Segment Start: DATASET RECORDS
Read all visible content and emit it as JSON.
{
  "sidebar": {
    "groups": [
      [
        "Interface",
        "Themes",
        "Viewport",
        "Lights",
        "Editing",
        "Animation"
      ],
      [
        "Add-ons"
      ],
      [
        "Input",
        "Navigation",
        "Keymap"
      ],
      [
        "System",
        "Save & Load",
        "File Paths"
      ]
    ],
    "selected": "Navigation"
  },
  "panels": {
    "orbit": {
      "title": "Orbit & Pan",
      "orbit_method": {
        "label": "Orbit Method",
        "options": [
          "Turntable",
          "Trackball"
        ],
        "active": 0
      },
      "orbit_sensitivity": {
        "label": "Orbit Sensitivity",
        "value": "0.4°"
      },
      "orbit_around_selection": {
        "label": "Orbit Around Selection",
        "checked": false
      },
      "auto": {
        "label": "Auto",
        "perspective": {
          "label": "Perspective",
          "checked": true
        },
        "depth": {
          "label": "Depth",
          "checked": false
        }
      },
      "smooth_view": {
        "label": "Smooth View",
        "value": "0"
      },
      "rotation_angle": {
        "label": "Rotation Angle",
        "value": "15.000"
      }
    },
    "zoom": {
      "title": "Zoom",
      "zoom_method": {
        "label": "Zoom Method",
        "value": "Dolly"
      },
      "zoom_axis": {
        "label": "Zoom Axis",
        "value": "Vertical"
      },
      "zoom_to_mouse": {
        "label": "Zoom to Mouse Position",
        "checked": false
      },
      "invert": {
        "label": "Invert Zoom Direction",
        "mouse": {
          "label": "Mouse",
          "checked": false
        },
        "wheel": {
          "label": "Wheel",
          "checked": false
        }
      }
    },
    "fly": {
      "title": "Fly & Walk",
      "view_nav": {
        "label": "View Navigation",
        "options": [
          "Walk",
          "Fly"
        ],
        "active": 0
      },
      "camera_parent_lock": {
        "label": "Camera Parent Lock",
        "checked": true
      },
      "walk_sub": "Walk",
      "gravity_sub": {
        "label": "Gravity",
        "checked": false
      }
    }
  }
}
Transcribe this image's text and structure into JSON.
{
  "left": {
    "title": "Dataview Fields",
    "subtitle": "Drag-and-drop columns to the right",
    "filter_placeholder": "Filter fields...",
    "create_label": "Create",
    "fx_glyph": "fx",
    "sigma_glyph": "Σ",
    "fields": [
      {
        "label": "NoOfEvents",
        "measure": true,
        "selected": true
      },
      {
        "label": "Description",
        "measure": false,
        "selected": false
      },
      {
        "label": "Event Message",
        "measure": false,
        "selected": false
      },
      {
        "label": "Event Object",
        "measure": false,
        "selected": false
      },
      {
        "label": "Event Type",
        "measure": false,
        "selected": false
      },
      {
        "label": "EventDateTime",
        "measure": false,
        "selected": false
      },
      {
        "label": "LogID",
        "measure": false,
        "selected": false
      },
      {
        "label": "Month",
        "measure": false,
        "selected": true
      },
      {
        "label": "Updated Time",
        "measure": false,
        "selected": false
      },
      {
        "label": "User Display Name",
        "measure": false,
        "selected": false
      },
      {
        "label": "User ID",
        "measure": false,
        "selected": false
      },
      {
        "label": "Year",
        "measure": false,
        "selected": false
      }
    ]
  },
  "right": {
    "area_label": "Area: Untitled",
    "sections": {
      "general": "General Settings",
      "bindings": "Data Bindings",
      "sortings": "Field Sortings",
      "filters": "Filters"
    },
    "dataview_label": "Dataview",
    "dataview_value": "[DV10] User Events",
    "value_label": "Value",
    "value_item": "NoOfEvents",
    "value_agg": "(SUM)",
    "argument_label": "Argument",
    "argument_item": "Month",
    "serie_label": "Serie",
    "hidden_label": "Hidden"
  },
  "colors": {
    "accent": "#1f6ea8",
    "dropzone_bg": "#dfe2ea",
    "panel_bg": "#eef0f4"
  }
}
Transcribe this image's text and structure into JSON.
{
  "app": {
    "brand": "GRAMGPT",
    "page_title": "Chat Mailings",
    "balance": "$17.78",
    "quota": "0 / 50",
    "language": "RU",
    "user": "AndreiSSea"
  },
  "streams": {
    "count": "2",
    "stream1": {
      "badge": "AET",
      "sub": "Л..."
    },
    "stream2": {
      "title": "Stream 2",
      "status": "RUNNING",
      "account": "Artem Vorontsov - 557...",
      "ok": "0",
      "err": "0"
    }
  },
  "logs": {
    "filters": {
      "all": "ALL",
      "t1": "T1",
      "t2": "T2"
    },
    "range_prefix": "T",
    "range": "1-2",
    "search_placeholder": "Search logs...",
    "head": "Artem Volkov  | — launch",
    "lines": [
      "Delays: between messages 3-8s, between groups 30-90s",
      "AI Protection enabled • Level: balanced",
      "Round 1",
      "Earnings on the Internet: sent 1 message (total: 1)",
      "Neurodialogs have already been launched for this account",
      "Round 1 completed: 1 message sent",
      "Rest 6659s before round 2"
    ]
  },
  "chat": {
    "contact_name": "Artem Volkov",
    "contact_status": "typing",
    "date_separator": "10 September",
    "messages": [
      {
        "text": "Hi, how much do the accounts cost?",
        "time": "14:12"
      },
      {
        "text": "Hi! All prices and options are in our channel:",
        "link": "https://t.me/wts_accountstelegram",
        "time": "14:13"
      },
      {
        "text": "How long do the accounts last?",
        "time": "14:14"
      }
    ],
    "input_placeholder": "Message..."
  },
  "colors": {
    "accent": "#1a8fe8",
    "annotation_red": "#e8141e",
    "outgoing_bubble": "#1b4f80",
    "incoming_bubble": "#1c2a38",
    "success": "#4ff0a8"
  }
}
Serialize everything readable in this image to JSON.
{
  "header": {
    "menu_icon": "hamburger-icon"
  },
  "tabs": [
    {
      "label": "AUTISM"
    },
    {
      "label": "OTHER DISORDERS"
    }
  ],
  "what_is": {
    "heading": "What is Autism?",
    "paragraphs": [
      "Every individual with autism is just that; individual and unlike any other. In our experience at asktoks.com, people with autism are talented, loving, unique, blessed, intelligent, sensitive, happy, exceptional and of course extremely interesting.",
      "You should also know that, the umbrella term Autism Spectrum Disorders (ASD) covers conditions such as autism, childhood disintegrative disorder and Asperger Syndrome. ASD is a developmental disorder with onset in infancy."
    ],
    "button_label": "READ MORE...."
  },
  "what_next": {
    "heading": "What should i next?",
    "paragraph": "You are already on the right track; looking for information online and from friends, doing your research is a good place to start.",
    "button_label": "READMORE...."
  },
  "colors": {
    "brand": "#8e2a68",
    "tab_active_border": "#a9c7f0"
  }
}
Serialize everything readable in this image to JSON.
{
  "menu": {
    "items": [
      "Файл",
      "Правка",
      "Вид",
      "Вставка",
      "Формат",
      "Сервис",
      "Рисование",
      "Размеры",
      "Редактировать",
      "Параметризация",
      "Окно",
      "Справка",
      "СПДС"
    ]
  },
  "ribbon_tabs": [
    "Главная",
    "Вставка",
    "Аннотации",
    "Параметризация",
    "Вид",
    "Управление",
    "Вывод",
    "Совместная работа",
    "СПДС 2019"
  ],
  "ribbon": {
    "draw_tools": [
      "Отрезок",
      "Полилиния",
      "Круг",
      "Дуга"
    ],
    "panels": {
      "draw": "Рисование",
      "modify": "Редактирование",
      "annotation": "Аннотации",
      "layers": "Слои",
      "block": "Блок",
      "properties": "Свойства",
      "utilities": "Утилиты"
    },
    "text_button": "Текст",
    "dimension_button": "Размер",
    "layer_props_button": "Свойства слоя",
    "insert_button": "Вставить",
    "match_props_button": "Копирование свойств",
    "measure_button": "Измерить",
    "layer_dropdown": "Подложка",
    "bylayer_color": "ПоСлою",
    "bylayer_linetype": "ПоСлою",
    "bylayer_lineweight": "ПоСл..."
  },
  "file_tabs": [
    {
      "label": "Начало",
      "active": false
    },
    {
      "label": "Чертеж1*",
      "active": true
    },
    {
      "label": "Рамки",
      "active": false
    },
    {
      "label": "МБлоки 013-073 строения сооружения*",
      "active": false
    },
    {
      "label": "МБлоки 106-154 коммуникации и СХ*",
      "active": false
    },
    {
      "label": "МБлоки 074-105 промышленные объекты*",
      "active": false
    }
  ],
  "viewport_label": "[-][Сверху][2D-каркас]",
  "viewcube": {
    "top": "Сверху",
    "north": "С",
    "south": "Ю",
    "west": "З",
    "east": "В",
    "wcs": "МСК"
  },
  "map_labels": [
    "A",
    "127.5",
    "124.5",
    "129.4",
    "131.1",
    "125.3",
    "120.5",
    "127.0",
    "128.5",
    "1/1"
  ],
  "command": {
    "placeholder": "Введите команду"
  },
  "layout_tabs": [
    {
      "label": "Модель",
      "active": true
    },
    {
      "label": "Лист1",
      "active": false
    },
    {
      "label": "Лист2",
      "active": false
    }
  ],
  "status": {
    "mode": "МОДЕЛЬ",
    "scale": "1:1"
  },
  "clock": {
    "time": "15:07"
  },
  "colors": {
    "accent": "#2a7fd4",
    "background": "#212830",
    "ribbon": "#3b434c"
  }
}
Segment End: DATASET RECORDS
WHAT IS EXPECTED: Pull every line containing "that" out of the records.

RESPONSE BOX:
      "Every individual with autism is just that; individual and unlike any other. In our experience at asktoks.com, people with autism are talented, loving, unique, blessed, intelligent, sensitive, happy, exceptional and of course extremely interesting.",
      "You should also know that, the umbrella term Autism Spectrum Disorders (ASD) covers conditions such as autism, childhood disintegrative disorder and Asperger Syndrome. ASD is a developmental disorder with onset in infancy."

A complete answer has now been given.